**WHAT IS BEING ASKED:** Reproduce all of the entries character for character, while leaving out any pictures they contain.

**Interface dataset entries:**
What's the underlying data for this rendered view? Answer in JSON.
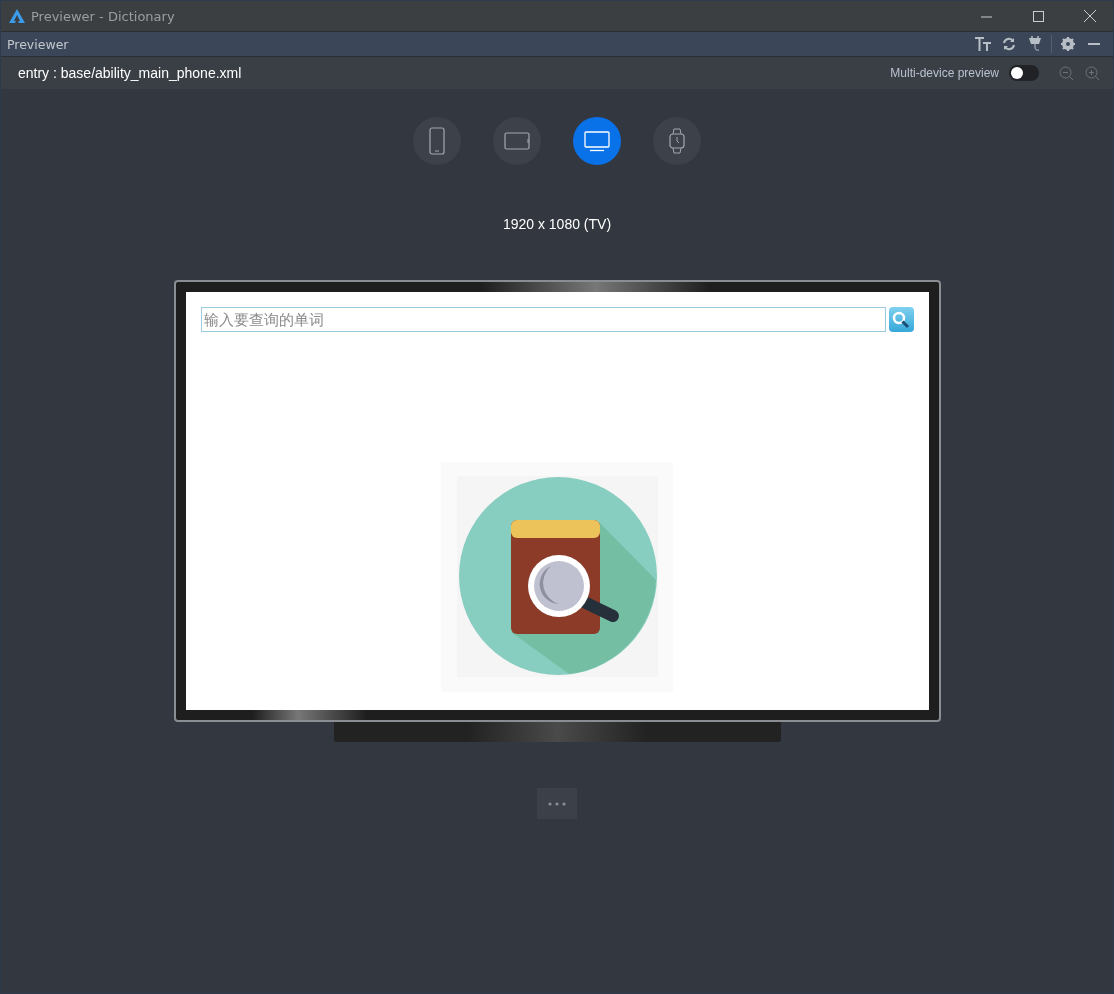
{
  "window": {
    "title": "Previewer - Dictionary"
  },
  "panel": {
    "title": "Previewer"
  },
  "toolbar": {
    "file_path": "entry : base/ability_main_phone.xml",
    "multi_device_preview": {
      "label": "Multi-device preview",
      "on": false
    }
  },
  "devices": [
    {
      "kind": "phone",
      "selected": false
    },
    {
      "kind": "tablet",
      "selected": false
    },
    {
      "kind": "tv",
      "selected": true
    },
    {
      "kind": "watch",
      "selected": false
    }
  ],
  "resolution": "1920 x 1080 (TV)",
  "app": {
    "search": {
      "placeholder": "输入要查询的单词"
    }
  }
}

**ANSWER TO THIS PROBLEM:**
What's the underlying data for this rendered view? Answer in JSON.
{
  "window": {
    "title": "Previewer - Dictionary"
  },
  "panel": {
    "title": "Previewer"
  },
  "toolbar": {
    "file_path": "entry : base/ability_main_phone.xml",
    "multi_device_preview": {
      "label": "Multi-device preview",
      "on": false
    }
  },
  "devices": [
    {
      "kind": "phone",
      "selected": false
    },
    {
      "kind": "tablet",
      "selected": false
    },
    {
      "kind": "tv",
      "selected": true
    },
    {
      "kind": "watch",
      "selected": false
    }
  ],
  "resolution": "1920 x 1080 (TV)",
  "app": {
    "search": {
      "placeholder": "输入要查询的单词"
    }
  }
}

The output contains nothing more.